Herbal medicines, devices and digital technologies from UP Manila’s researches now open for licensing


    From plant-based preparations that prevent and treat dengue and the herbal plant Yerba Buena for effective and faster post-operative pain control to a mobile application for hip fracture detection, the University of the Philippines Manila has been generating substantial technologies from its researches that improve health.

    Some of the technologies, now available for licensing, were showcased in a recent event, “TEKNOLUSUGAN: Shaping UP Juan’s Health Through Innovations and Partnerships” held at the UP-Bonifacio Global City as part of the Science and Technology Week celebration. UP Manila Chancellor Carmencita Padilla stated that the event was the start of a series of conversations with industry.

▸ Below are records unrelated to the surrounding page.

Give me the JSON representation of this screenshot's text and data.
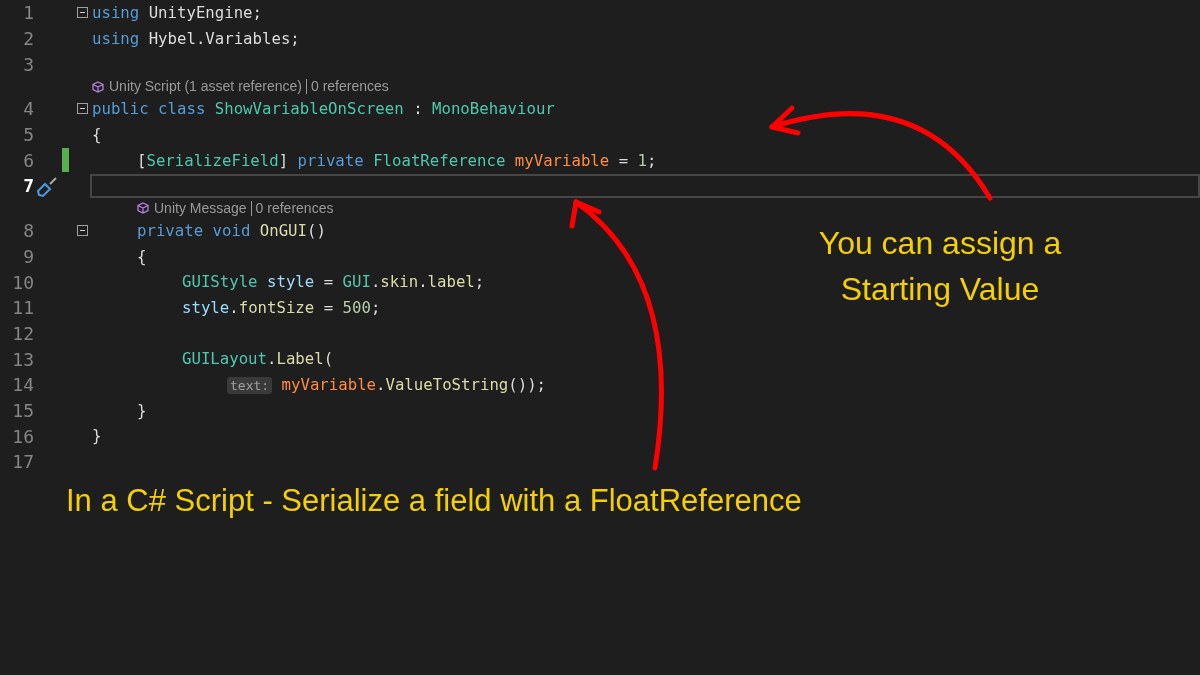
{
  "editor": {
    "rows": [
      {
        "kind": "code",
        "number": "1",
        "current": false,
        "changed": false,
        "collapsible": true,
        "tokens": [
          {
            "kind": "keyword",
            "text": "using"
          },
          {
            "kind": "space"
          },
          {
            "kind": "plain",
            "text": "UnityEngine;"
          }
        ]
      },
      {
        "kind": "code",
        "number": "2",
        "current": false,
        "changed": false,
        "collapsible": false,
        "tokens": [
          {
            "kind": "keyword",
            "text": "using"
          },
          {
            "kind": "space"
          },
          {
            "kind": "plain",
            "text": "Hybel.Variables;"
          }
        ]
      },
      {
        "kind": "code",
        "number": "3",
        "current": false,
        "changed": false,
        "collapsible": false,
        "tokens": []
      },
      {
        "kind": "codelens",
        "items": [
          "Unity Script (1 asset reference)",
          "0 references"
        ]
      },
      {
        "kind": "code",
        "number": "4",
        "current": false,
        "changed": false,
        "collapsible": true,
        "tokens": [
          {
            "kind": "keyword",
            "text": "public class"
          },
          {
            "kind": "space"
          },
          {
            "kind": "type",
            "text": "ShowVariableOnScreen"
          },
          {
            "kind": "space"
          },
          {
            "kind": "plain",
            "text": ":"
          },
          {
            "kind": "space"
          },
          {
            "kind": "type",
            "text": "MonoBehaviour"
          }
        ]
      },
      {
        "kind": "code",
        "number": "5",
        "current": false,
        "changed": false,
        "collapsible": false,
        "tokens": [
          {
            "kind": "plain",
            "text": "{"
          }
        ]
      },
      {
        "kind": "code",
        "number": "6",
        "current": false,
        "changed": true,
        "collapsible": false,
        "tokens": [
          {
            "kind": "indent"
          },
          {
            "kind": "plain",
            "text": "["
          },
          {
            "kind": "type",
            "text": "SerializeField"
          },
          {
            "kind": "plain",
            "text": "]"
          },
          {
            "kind": "space"
          },
          {
            "kind": "keyword",
            "text": "private"
          },
          {
            "kind": "space"
          },
          {
            "kind": "type",
            "text": "FloatReference"
          },
          {
            "kind": "space"
          },
          {
            "kind": "field",
            "text": "myVariable"
          },
          {
            "kind": "space"
          },
          {
            "kind": "plain",
            "text": "="
          },
          {
            "kind": "space"
          },
          {
            "kind": "number",
            "text": "1"
          },
          {
            "kind": "plain",
            "text": ";"
          }
        ]
      },
      {
        "kind": "code",
        "number": "7",
        "current": true,
        "changed": false,
        "collapsible": false,
        "tokens": []
      },
      {
        "kind": "codelens",
        "tokens": [
          {
            "kind": "indent"
          }
        ],
        "items": [
          "Unity Message",
          "0 references"
        ]
      },
      {
        "kind": "code",
        "number": "8",
        "current": false,
        "changed": false,
        "collapsible": true,
        "tokens": [
          {
            "kind": "indent"
          },
          {
            "kind": "keyword",
            "text": "private void"
          },
          {
            "kind": "space"
          },
          {
            "kind": "method",
            "text": "OnGUI"
          },
          {
            "kind": "plain",
            "text": "()"
          }
        ]
      },
      {
        "kind": "code",
        "number": "9",
        "current": false,
        "changed": false,
        "collapsible": false,
        "tokens": [
          {
            "kind": "indent"
          },
          {
            "kind": "plain",
            "text": "{"
          }
        ]
      },
      {
        "kind": "code",
        "number": "10",
        "current": false,
        "changed": false,
        "collapsible": false,
        "tokens": [
          {
            "kind": "indent"
          },
          {
            "kind": "indent"
          },
          {
            "kind": "type",
            "text": "GUIStyle"
          },
          {
            "kind": "space"
          },
          {
            "kind": "local",
            "text": "style"
          },
          {
            "kind": "space"
          },
          {
            "kind": "plain",
            "text": "="
          },
          {
            "kind": "space"
          },
          {
            "kind": "type",
            "text": "GUI"
          },
          {
            "kind": "plain",
            "text": "."
          },
          {
            "kind": "method",
            "text": "skin"
          },
          {
            "kind": "plain",
            "text": "."
          },
          {
            "kind": "method",
            "text": "label"
          },
          {
            "kind": "plain",
            "text": ";"
          }
        ]
      },
      {
        "kind": "code",
        "number": "11",
        "current": false,
        "changed": false,
        "collapsible": false,
        "tokens": [
          {
            "kind": "indent"
          },
          {
            "kind": "indent"
          },
          {
            "kind": "local",
            "text": "style"
          },
          {
            "kind": "plain",
            "text": "."
          },
          {
            "kind": "method",
            "text": "fontSize"
          },
          {
            "kind": "space"
          },
          {
            "kind": "plain",
            "text": "="
          },
          {
            "kind": "space"
          },
          {
            "kind": "number",
            "text": "500"
          },
          {
            "kind": "plain",
            "text": ";"
          }
        ]
      },
      {
        "kind": "code",
        "number": "12",
        "current": false,
        "changed": false,
        "collapsible": false,
        "tokens": []
      },
      {
        "kind": "code",
        "number": "13",
        "current": false,
        "changed": false,
        "collapsible": false,
        "tokens": [
          {
            "kind": "indent"
          },
          {
            "kind": "indent"
          },
          {
            "kind": "type",
            "text": "GUILayout"
          },
          {
            "kind": "plain",
            "text": "."
          },
          {
            "kind": "method",
            "text": "Label"
          },
          {
            "kind": "plain",
            "text": "("
          }
        ]
      },
      {
        "kind": "code",
        "number": "14",
        "current": false,
        "changed": false,
        "collapsible": false,
        "tokens": [
          {
            "kind": "indent"
          },
          {
            "kind": "indent"
          },
          {
            "kind": "indent"
          },
          {
            "kind": "hint",
            "text": "text:"
          },
          {
            "kind": "space"
          },
          {
            "kind": "field",
            "text": "myVariable"
          },
          {
            "kind": "plain",
            "text": "."
          },
          {
            "kind": "method",
            "text": "ValueToString"
          },
          {
            "kind": "plain",
            "text": "());"
          }
        ]
      },
      {
        "kind": "code",
        "number": "15",
        "current": false,
        "changed": false,
        "collapsible": false,
        "tokens": [
          {
            "kind": "indent"
          },
          {
            "kind": "plain",
            "text": "}"
          }
        ]
      },
      {
        "kind": "code",
        "number": "16",
        "current": false,
        "changed": false,
        "collapsible": false,
        "tokens": [
          {
            "kind": "plain",
            "text": "}"
          }
        ]
      },
      {
        "kind": "code",
        "number": "17",
        "current": false,
        "changed": false,
        "collapsible": false,
        "tokens": []
      }
    ]
  },
  "annotations": {
    "side_note": [
      "You can assign a",
      "Starting Value"
    ],
    "caption": "In a C# Script - Serialize a field with a FloatReference"
  }
}
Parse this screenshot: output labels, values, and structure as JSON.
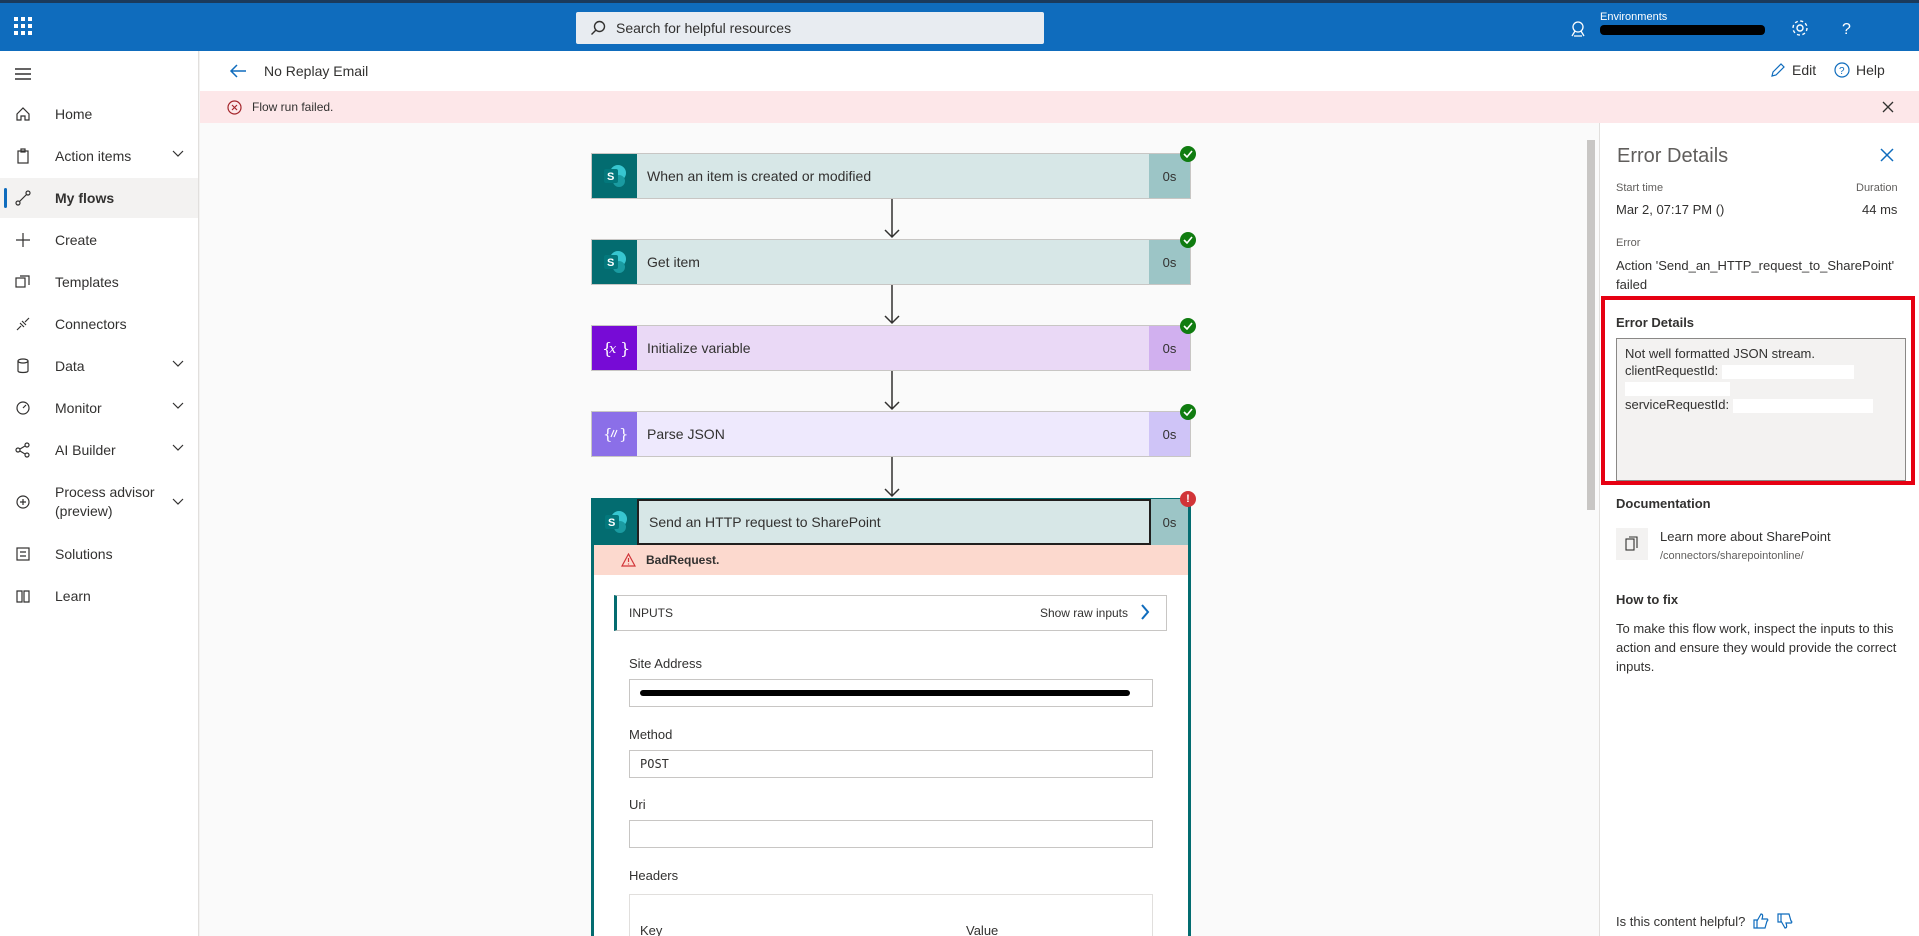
{
  "topbar": {
    "search_placeholder": "Search for helpful resources",
    "environments_label": "Environments"
  },
  "sidebar": {
    "items": [
      {
        "label": "Home"
      },
      {
        "label": "Action items"
      },
      {
        "label": "My flows"
      },
      {
        "label": "Create"
      },
      {
        "label": "Templates"
      },
      {
        "label": "Connectors"
      },
      {
        "label": "Data"
      },
      {
        "label": "Monitor"
      },
      {
        "label": "AI Builder"
      },
      {
        "label": "Process advisor"
      },
      {
        "label": "Solutions"
      },
      {
        "label": "Learn"
      }
    ],
    "process_advisor_sub": "(preview)"
  },
  "header": {
    "title": "No Replay Email",
    "edit_label": "Edit",
    "help_label": "Help"
  },
  "banner": {
    "text": "Flow run failed."
  },
  "flow": {
    "steps": [
      {
        "label": "When an item is created or modified",
        "duration": "0s"
      },
      {
        "label": "Get item",
        "duration": "0s"
      },
      {
        "label": "Initialize variable",
        "duration": "0s"
      },
      {
        "label": "Parse JSON",
        "duration": "0s"
      },
      {
        "label": "Send an HTTP request to SharePoint",
        "duration": "0s"
      }
    ],
    "error_status": "BadRequest.",
    "inputs_title": "INPUTS",
    "show_raw": "Show raw inputs",
    "fields": {
      "site_address_label": "Site Address",
      "method_label": "Method",
      "method_value": "POST",
      "uri_label": "Uri",
      "uri_value": "",
      "headers_label": "Headers",
      "key_col": "Key",
      "value_col": "Value"
    }
  },
  "panel": {
    "title": "Error Details",
    "start_time_label": "Start time",
    "start_time_value": "Mar 2, 07:17 PM ()",
    "duration_label": "Duration",
    "duration_value": "44 ms",
    "error_label": "Error",
    "error_value": "Action 'Send_an_HTTP_request_to_SharePoint' failed",
    "error_details_title": "Error Details",
    "error_line1": "Not well formatted JSON stream.",
    "error_line2": "clientRequestId:",
    "error_line3": "serviceRequestId:",
    "documentation_title": "Documentation",
    "doc_link": "Learn more about SharePoint",
    "doc_path": "/connectors/sharepointonline/",
    "how_to_fix_title": "How to fix",
    "how_to_fix_text": "To make this flow work, inspect the inputs to this action and ensure they would provide the correct inputs.",
    "helpful_question": "Is this content helpful?"
  },
  "colors": {
    "brand_blue": "#0f6cbd",
    "sharepoint": "#036c70",
    "variable": "#770bd6",
    "json": "#8b6fe8",
    "success": "#107c10",
    "error": "#d13438",
    "highlight_box": "#e60012"
  }
}
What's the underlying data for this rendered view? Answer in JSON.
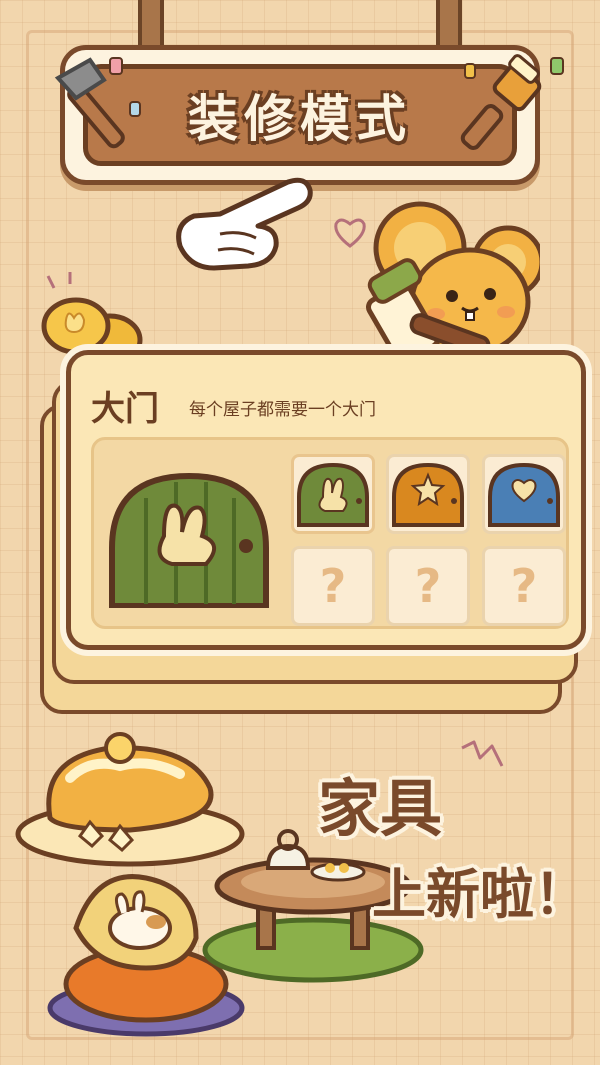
{
  "banner": {
    "title": "装修模式"
  },
  "door_card": {
    "title": "大门",
    "subtitle": "每个屋子都需要一个大门",
    "selected_door": "bunny-door",
    "doors": [
      {
        "name": "bunny-door",
        "color": "#6f8a3a",
        "emblem": "bunny",
        "locked": false
      },
      {
        "name": "star-door",
        "color": "#d9881f",
        "emblem": "star",
        "locked": false
      },
      {
        "name": "heart-door",
        "color": "#4a7fb5",
        "emblem": "heart",
        "locked": false
      },
      {
        "name": "locked-door",
        "label": "?",
        "locked": true
      },
      {
        "name": "locked-door",
        "label": "?",
        "locked": true
      },
      {
        "name": "locked-door",
        "label": "?",
        "locked": true
      }
    ]
  },
  "promo": {
    "line1": "家具",
    "line2": "上新啦！"
  },
  "colors": {
    "background": "#f2d6ad",
    "wood_dark": "#6b3f22",
    "wood": "#b8794a",
    "cream": "#fdf3df",
    "card": "#fbe7b6"
  }
}
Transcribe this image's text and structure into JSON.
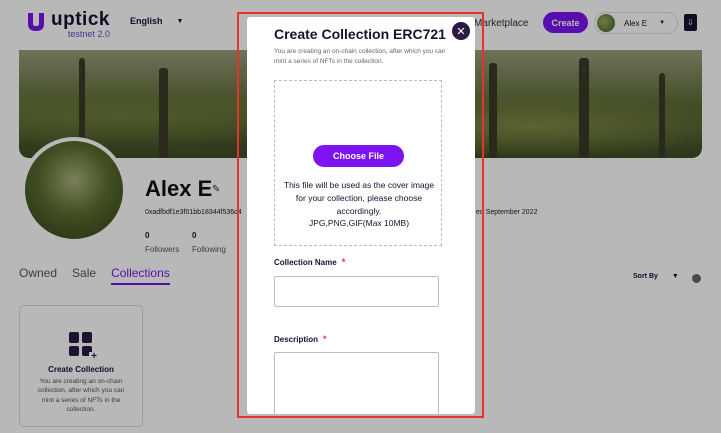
{
  "header": {
    "logo_name": "uptick",
    "logo_sub": "testnet 2.0",
    "language": "English",
    "nav_link": "Marketplace",
    "create_label": "Create",
    "user_name": "Alex E"
  },
  "profile": {
    "name": "Alex E",
    "address": "0xadfbdf1e3f01bb18344f536d4",
    "joined": "ed September 2022",
    "followers_count": "0",
    "followers_label": "Followers",
    "following_count": "0",
    "following_label": "Following"
  },
  "tabs": [
    {
      "label": "Owned"
    },
    {
      "label": "Sale"
    },
    {
      "label": "Collections"
    }
  ],
  "sort_label": "Sort By",
  "collection_card": {
    "title": "Create Collection",
    "description": "You are creating an on-chain collection, after which you can mint a series of NFTs in the collection."
  },
  "modal": {
    "title": "Create Collection ERC721",
    "subtitle": "You are creating an on-chain collection, after which you can mint a series of NFTs in the collection.",
    "choose_file_label": "Choose File",
    "drop_text_1": "This file will be used as the cover image",
    "drop_text_2": "for your collection, please choose",
    "drop_text_3": "accordingly.",
    "drop_text_4": "JPG,PNG,GIF(Max 10MB)",
    "collection_name_label": "Collection Name",
    "description_label": "Description",
    "required_mark": "*",
    "collection_name_value": "",
    "description_value": ""
  },
  "colors": {
    "accent": "#7b14f0",
    "dark": "#1a1033",
    "required": "#e8322b",
    "highlight_frame": "#e8322b"
  },
  "icons": {
    "close": "close-icon",
    "edit": "pencil-icon",
    "collection": "grid-plus-icon",
    "wallet": "wallet-icon"
  }
}
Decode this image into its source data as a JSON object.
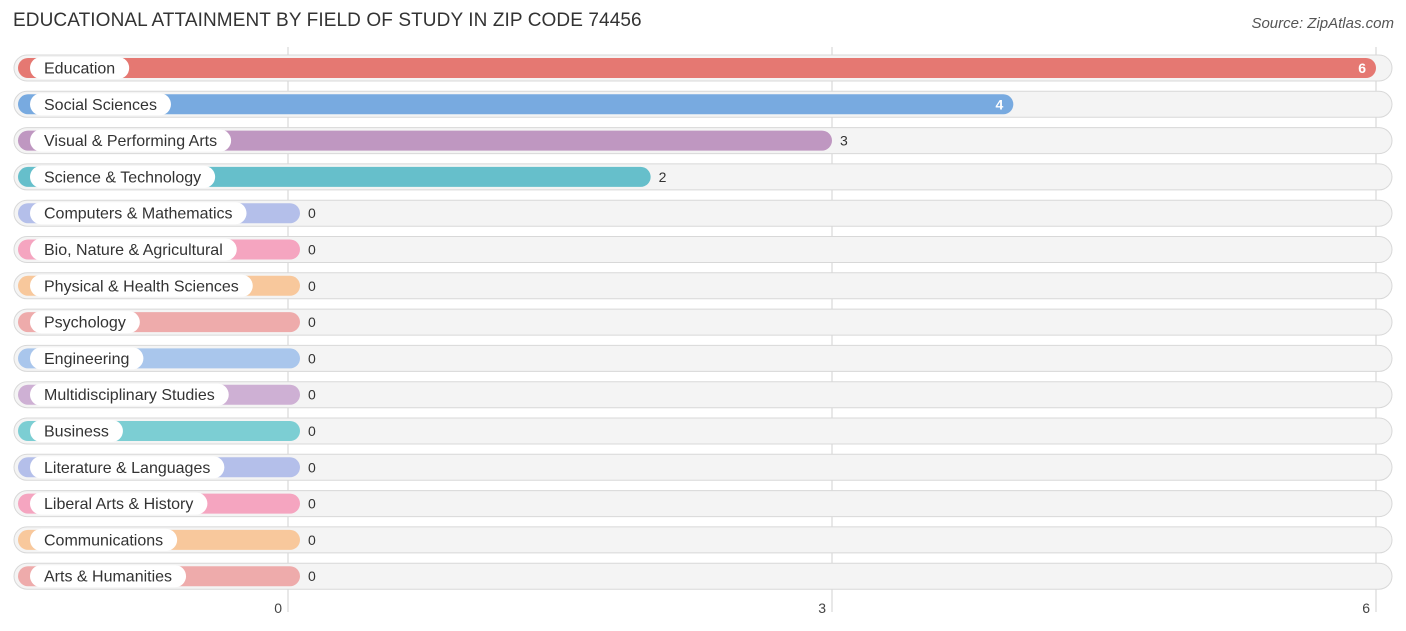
{
  "header": {
    "title": "EDUCATIONAL ATTAINMENT BY FIELD OF STUDY IN ZIP CODE 74456",
    "source": "Source: ZipAtlas.com"
  },
  "chart_data": {
    "type": "bar",
    "orientation": "horizontal",
    "title": "EDUCATIONAL ATTAINMENT BY FIELD OF STUDY IN ZIP CODE 74456",
    "xlabel": "",
    "ylabel": "",
    "xlim": [
      0,
      6
    ],
    "xticks": [
      0,
      3,
      6
    ],
    "xtick_labels": [
      "0",
      "3",
      "6"
    ],
    "grid": true,
    "legend": "none",
    "categories": [
      "Education",
      "Social Sciences",
      "Visual & Performing Arts",
      "Science & Technology",
      "Computers & Mathematics",
      "Bio, Nature & Agricultural",
      "Physical & Health Sciences",
      "Psychology",
      "Engineering",
      "Multidisciplinary Studies",
      "Business",
      "Literature & Languages",
      "Liberal Arts & History",
      "Communications",
      "Arts & Humanities"
    ],
    "values": [
      6,
      4,
      3,
      2,
      0,
      0,
      0,
      0,
      0,
      0,
      0,
      0,
      0,
      0,
      0
    ],
    "value_labels": [
      "6",
      "4",
      "3",
      "2",
      "0",
      "0",
      "0",
      "0",
      "0",
      "0",
      "0",
      "0",
      "0",
      "0",
      "0"
    ],
    "colors": [
      "#e57872",
      "#78aae0",
      "#bf97c1",
      "#66bfcb",
      "#b4bfea",
      "#f5a5c0",
      "#f8c89c",
      "#eeabab",
      "#a9c6ec",
      "#ceb0d4",
      "#7cced3",
      "#b4bfea",
      "#f5a5c0",
      "#f8c89c",
      "#eeabab"
    ]
  }
}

    “The researches will be no good if they do not move on to policy or industry,” she stated. Seven medicinal plant products and six biomedical devices and innovations were pitched to guests from the industry and government agencies.

    The medicinal plant products had rare to no side effects, were made from locally-sourced materials that will benefit farmers, are cheaper than the synthetic ones in the market, and will boost the Philippine pharmaceutical industry.

    The anti-dengue products can be incorporated in ready-to-drink preparations or can be prepared in the form of tea, capsules or tablets that can neutralize the dengue virus and prevent the progression of the dengue fever. As a preventive measure, a plant-based Mosquito Repellent Oil was formulated that is highly potent, on-toxic, cheaper, and longer-lasting than the leading brand.

    Apart from Yerba Buena tablets, the other medicinal plant products were Tsaang Gubat tablets for pain from gastrointestinal colic and biliary colic pain, Ulasimang Batoor pansit-pansitan for hyperuricemia and gout; Sambong as a diuretic and for treating urinary tract stones; Akapulko lotion as an antifungal agent for treating superficial skin infections; and Hemoxyther for iron deficiency anemia.

    The biomedical devices and innovations presented wereDEFA1 and CFI Marker, diagnostic and decision-making tool kits for the prevention of leptospirosis-related deaths and complications through medical intervention; Community Health Information Tracking System (CHITS), a proven efficient electronic medical records for patients’ record management, reports generation, and claims processing, and PEPTHEMATICS, peptides and modified blood products for the diagnosis and treatment of coagulopathic, inflammatory, and infectious conditions.

    Other digital technologies pitched were Battle in the Blood (BitB), an HIV digital advocacy gaming application currently available for free on Google Play and App Store; Acquila VR, a virtual reality application which complements existing autism therapies to help lessen the unpredictable behavior of school children with Autism Spectrum Disorder; and COXA or Deep Learning for Hip Fracture Classification, a mobile application for hip fracture which can be used in areas without internet or a temporarily absent radiologist, with teleconsultation functionalities.